In 1977, He married Bliss White, who had built a house on her family’s farm in Cambridge, NY. They have two daughters, Annika and Helen. In 1993, when Annika was 14, she said she wished she could play the bass.
At the time Robert was a cabinetmaker. A friend, fiddler George Wilson, gave him a wrecked bass that was in his woodshed. His violinmaker friend, Geoffrey Ovington, offered his guidance, which carried Robert as far as setting the neck, for which he would need the advice of a bass expert. Geoffrey introduced him to John Feeney who was in town to play the Dvorak Quintet. John urged Robert to call Lou DiLeone, the master bass restorer who had worked on his own bass. This serendipitous introduction was a turning point in Robert's life. Lou DiLeone was the teacher that his 20 years as a cabinetmaker had prepared him for.
For 25 years Robert's clients have included local high school students and the bass section of the Met. He just completed his 12th handmade bass. #9 received a Certificate of Merit for Tone at the 2015 ISB. #10 received a Silver Medal for Tone a the 2016 VSA. #11 received Honorable Mention Convention Favorite at the 2017 ISB.
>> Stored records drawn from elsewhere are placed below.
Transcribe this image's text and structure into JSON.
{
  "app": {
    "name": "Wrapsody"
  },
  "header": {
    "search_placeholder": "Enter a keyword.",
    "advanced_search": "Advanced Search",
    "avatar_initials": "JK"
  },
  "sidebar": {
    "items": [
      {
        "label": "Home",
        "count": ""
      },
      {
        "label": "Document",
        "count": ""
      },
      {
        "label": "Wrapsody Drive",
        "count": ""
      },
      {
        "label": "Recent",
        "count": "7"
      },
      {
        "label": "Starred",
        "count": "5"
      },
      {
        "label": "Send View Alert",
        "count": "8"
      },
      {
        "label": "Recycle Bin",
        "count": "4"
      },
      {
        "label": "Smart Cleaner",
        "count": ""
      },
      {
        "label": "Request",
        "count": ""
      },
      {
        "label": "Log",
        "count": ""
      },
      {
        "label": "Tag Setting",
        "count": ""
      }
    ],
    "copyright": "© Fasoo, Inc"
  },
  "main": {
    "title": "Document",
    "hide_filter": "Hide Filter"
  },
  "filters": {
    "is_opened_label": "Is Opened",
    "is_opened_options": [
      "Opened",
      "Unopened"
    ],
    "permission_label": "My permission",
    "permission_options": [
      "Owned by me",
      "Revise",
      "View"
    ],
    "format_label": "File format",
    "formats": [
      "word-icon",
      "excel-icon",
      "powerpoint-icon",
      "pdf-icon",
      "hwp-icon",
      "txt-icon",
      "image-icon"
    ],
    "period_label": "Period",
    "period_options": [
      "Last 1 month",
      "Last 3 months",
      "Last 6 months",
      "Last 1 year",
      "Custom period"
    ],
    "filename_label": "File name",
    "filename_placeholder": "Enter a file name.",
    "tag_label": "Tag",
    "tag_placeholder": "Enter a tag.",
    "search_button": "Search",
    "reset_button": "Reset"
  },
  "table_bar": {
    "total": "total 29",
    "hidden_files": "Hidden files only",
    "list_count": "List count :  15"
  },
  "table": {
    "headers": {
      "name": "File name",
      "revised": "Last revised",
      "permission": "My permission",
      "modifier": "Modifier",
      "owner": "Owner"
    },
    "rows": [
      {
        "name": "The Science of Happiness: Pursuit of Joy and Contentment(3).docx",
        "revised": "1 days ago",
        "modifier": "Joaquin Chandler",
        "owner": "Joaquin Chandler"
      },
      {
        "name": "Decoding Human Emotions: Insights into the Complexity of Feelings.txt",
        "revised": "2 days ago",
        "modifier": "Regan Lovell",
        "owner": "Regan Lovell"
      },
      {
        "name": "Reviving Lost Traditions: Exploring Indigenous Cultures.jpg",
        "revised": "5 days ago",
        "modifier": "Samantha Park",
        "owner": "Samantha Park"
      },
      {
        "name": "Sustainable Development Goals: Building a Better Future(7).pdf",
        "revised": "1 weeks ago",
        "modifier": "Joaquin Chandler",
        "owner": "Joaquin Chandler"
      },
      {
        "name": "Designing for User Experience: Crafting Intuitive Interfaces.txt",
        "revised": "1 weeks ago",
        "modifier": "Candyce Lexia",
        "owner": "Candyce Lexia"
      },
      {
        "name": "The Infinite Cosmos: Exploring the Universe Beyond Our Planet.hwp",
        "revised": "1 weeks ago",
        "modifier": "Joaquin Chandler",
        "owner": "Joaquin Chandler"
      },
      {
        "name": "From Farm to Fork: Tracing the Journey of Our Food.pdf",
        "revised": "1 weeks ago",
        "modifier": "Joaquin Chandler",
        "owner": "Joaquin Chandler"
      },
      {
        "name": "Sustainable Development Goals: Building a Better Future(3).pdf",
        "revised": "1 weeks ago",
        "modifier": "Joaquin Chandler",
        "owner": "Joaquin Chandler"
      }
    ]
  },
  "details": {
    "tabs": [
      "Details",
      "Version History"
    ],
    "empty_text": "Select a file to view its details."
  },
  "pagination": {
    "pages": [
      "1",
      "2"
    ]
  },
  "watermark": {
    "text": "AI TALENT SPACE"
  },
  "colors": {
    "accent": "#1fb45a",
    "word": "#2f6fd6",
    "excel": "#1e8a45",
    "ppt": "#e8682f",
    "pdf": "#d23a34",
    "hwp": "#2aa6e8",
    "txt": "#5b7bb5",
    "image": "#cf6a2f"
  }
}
Keiran O'Hara is the owner and head luthier at O'Hara Fine Instruments, a shop just north of New York City specializing exclusively on Double Basses. Studying Music and Environmental Science at Florida State University, Keiran was drawn to work on instruments for the mix of art and science. While at Florida State, he took classes and independent studies in the Piano Technology Shop in the College of Music and then for four years taught a class in String Instrument Repair for Music Educators. Naturally, as a bassist he wanted to specialize in the instrument that felt at home with. This lead him to work in the shop of Arnold Schnitzer. In the Schnitzer shop, Keiran grew to take on the duties of repairs, assembly and set up of the New Standard Basses, chromatic extension, and restorations. After eight years, Mr. Schnitzer retired and Keiran hung out his own shingle in 2017 to serve the greater bass community.